Serving Family Law Clients in San Bernardino
Get In Touch Today 909.315.4588

Income vs. Outcome: Your Life After Divorce

Divorce is never an easy thing to deal with. When two people are no longer compatible as husband and wife, they will have to go their separate ways. Eventually, the couple will end their marriage in a divorce if they can’t find a way to make things work.

Once this happens, both parties will have to deal with changes to their personal lives and their income. Each spouse’s income will usually change for better or worse once a marriage is over. Let’s look at how the outcome of a divorce will impact both party’s finances.

Courts Dividing Up Finances and Assets

When you divorce your spouse, the courts will decide to divide up your finances or assets according to what they believe is fair. Judges will carefully evaluate different aspects of your assets, property, and income to determine how these attributes should be allocated to each spouse. They will also examine the financial contributions that each partner has made to the marriage.

The couple’s former economic status and lifestyle will be considered. Courts know that at least one spouse’s financial situation is going to decline once they divorce. This is why they try to keep both parties at the same economic level if they can help it. They don’t want people to experience poverty. This is especially true if kids are involved.

Still, the court system will try to be fair as possible when they divide up the assets and income. Having tax documents, bank account statements, asset invoices, and other financial records are imperative to both parties receiving fair compensation once the divorce has ended. Courts will typically use this financial information and try not to be biased against both parties.

A Closer Look at the Property Rulings

Courts will divide up a divorced couple’s property according to state community or equitable distribution laws. What this means is that courts will decide what an even way to divvy up the property is. In many divorces, the parent with custody of the children will get the house. While the custodial parent will occupy the residence, they will also have to prove that they can afford to pay for the mortgage, taxes, utilities, and other expenses associated with property ownership and upkeep.

Keep in mind that if a spouse has a property that they purchased or used for some other reason than family, most judges will not allow you to have access to that property. This is also true for you if you own another feature as well.

Alimony and Child Support Issues

Alimony and child support are two other important factors impacting a person’s income after divorce. Sometimes a person will have to pay child support, or they might be required to make an alimony payment. In some divorce cases, a former spouse is required to pay alimony and child support. You could also be the recipient of both types of payments.

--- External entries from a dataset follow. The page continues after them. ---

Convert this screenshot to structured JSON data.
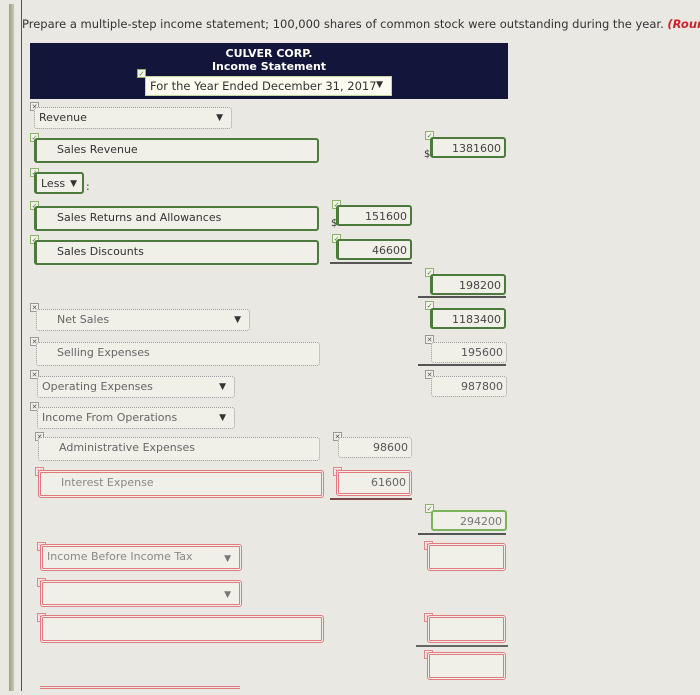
{
  "instructions": {
    "text": "Prepare a multiple-step income statement; 100,000 shares of common stock were outstanding during the year.",
    "note": "(Round earni"
  },
  "header": {
    "company": "CULVER CORP.",
    "statement": "Income Statement",
    "period": "For the Year Ended December 31, 2017"
  },
  "rows": {
    "revenue_heading": "Revenue",
    "sales_revenue": {
      "label": "Sales Revenue",
      "amount": "1381600"
    },
    "less": "Less",
    "sales_returns": {
      "label": "Sales Returns and Allowances",
      "amount": "151600"
    },
    "sales_discounts": {
      "label": "Sales Discounts",
      "amount": "46600"
    },
    "subtotal_deductions": "198200",
    "net_sales": {
      "label": "Net Sales",
      "amount": "1183400"
    },
    "selling_expenses": {
      "label": "Selling Expenses",
      "amount": "195600"
    },
    "operating_expenses": {
      "label": "Operating Expenses",
      "amount": "987800"
    },
    "income_from_operations": {
      "label": "Income From Operations"
    },
    "admin_expenses": {
      "label": "Administrative Expenses",
      "amount": "98600"
    },
    "interest_expense": {
      "label": "Interest Expense",
      "amount": "61600"
    },
    "other_total": "294200",
    "income_before_tax": {
      "label": "Income Before Income Tax",
      "amount": ""
    },
    "blank_select": {
      "label": "",
      "amount": ""
    },
    "blank_field": {
      "label": "",
      "amount": ""
    },
    "blank_amount_final": ""
  },
  "icons": {
    "check": "✓",
    "cross": "✕",
    "dropdown": "▼",
    "dollar": "$"
  }
}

Alimony and child support will either cause your income to increase at the expense of your former spouse. These two payments can also cause it to decrease because of your former spouse. The outcome of a divorce case will determine if you or your spouse are the recipient or payee of each type of ruling. By the way, alimony payments can also be called spousal or maintenance payments.

Taxes and Divorce

Your taxes will be altered during a divorce. Typically, married couples receive better benefits than single individuals. However, once a couple gets divorced, those benefits no longer apply. You should also know that custodial parent will typically be able to claim any children from the marriage on their taxes. If a family has more three or more children, one spouse will give up a lot of money.

Also, a spouse that pays child support could provide their child more than half of the money that is needed to support them. However, that does not guarantee that they will be able to claim their children. Some parents have a tax agreement worked out where they can claim their children every other year. Other parents decide to split the taxes evenly regardless of which parent claims the kids.

Retirement Plans and Divorce

Most people don’t realize that if a spouse has a retirement plan, their former partner can claim half of that plan if they end up divorcing. Half the money from the retirement plan will go to the former spouse. Many people believe this to be an unfair rule, but if a couple remained together, they would have ended up using that money jointly.

Reducing Financial Risks Associated with Divorce

The best way that a divorcing couple can reduce their financial risk is through the process of mediation. If they can somehow work things out, compromise, and agree on how the finances should be worked out, they don’t have to suffer financially. However, most couples rarely agree on these matters.

This is why the couple who is best prepared financially usually ends up with the best outcome from this process. You should always hire an attorney to help guide you through a divorce proceeding. The attorneys at the Law Office of Michael R. Young can help you recieve a favorable outcome with your income.

Call us our San Bernardino divorce attorneys today at (909) 315-4588!